» **BRIEF**: Write out each record in full and exactly as given. Skip any pictures.

MATERIAL FOR THIS TASK below:

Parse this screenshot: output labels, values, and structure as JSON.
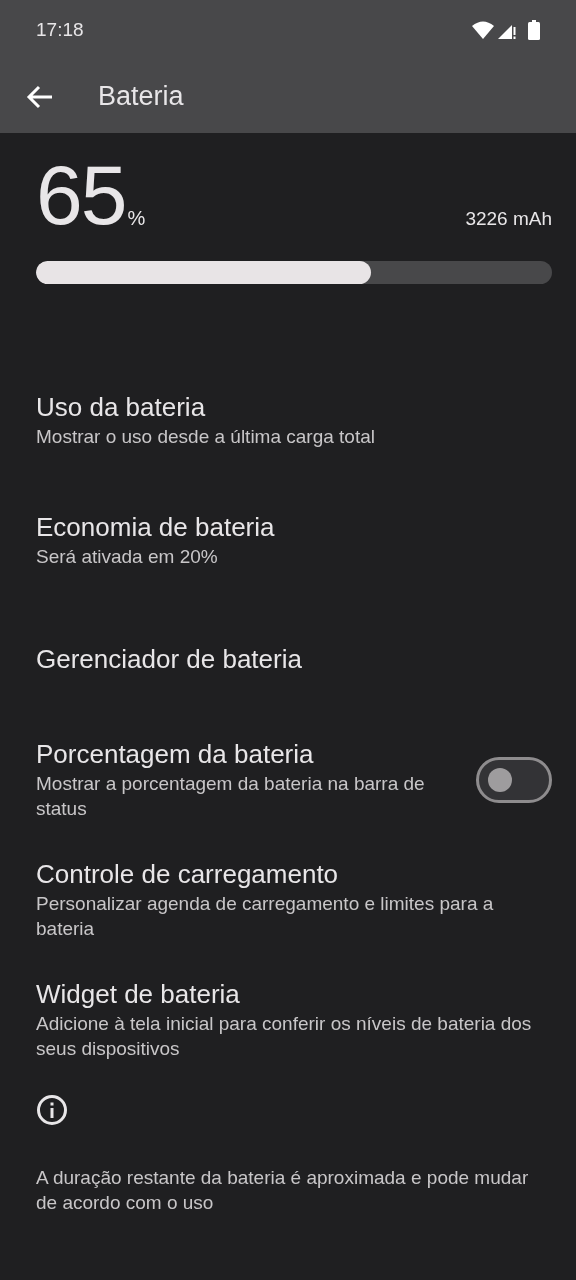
{
  "status_bar": {
    "time": "17:18"
  },
  "app_bar": {
    "title": "Bateria"
  },
  "battery": {
    "percent": "65",
    "unit": "%",
    "capacity": "3226 mAh",
    "level": 0.65
  },
  "items": [
    {
      "kind": "plain",
      "title": "Uso da bateria",
      "subtitle": "Mostrar o uso desde a última carga total"
    },
    {
      "kind": "plain",
      "title": "Economia de bateria",
      "subtitle": "Será ativada em 20%"
    },
    {
      "kind": "plain",
      "title": "Gerenciador de bateria"
    },
    {
      "kind": "toggle",
      "title": "Porcentagem da bateria",
      "subtitle": "Mostrar a porcentagem da bateria na barra de status",
      "on": false
    },
    {
      "kind": "plain",
      "title": "Controle de carregamento",
      "subtitle": "Personalizar agenda de carregamento e limites para a bateria"
    },
    {
      "kind": "plain",
      "title": "Widget de bateria",
      "subtitle": "Adicione à tela inicial para conferir os níveis de bateria dos seus dispositivos"
    }
  ],
  "footer": {
    "text": "A duração restante da bateria é aproximada e pode mudar de acordo com o uso"
  }
}
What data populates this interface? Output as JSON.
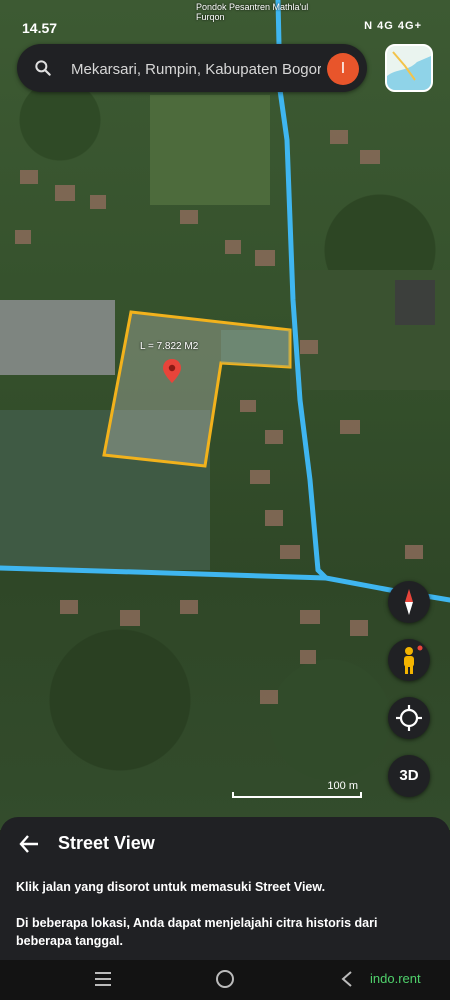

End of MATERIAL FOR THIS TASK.

» **OUTPUT OF THE EXERCISE**:
Parse this screenshot: output labels, values, and structure as JSON.
{
  "status_bar": {
    "time": "17:18"
  },
  "app_bar": {
    "title": "Bateria"
  },
  "battery": {
    "percent": "65",
    "unit": "%",
    "capacity": "3226 mAh",
    "level": 0.65
  },
  "items": [
    {
      "kind": "plain",
      "title": "Uso da bateria",
      "subtitle": "Mostrar o uso desde a última carga total"
    },
    {
      "kind": "plain",
      "title": "Economia de bateria",
      "subtitle": "Será ativada em 20%"
    },
    {
      "kind": "plain",
      "title": "Gerenciador de bateria"
    },
    {
      "kind": "toggle",
      "title": "Porcentagem da bateria",
      "subtitle": "Mostrar a porcentagem da bateria na barra de status",
      "on": false
    },
    {
      "kind": "plain",
      "title": "Controle de carregamento",
      "subtitle": "Personalizar agenda de carregamento e limites para a bateria"
    },
    {
      "kind": "plain",
      "title": "Widget de bateria",
      "subtitle": "Adicione à tela inicial para conferir os níveis de bateria dos seus dispositivos"
    }
  ],
  "footer": {
    "text": "A duração restante da bateria é aproximada e pode mudar de acordo com o uso"
  }
}
What data populates this interface? Output as JSON.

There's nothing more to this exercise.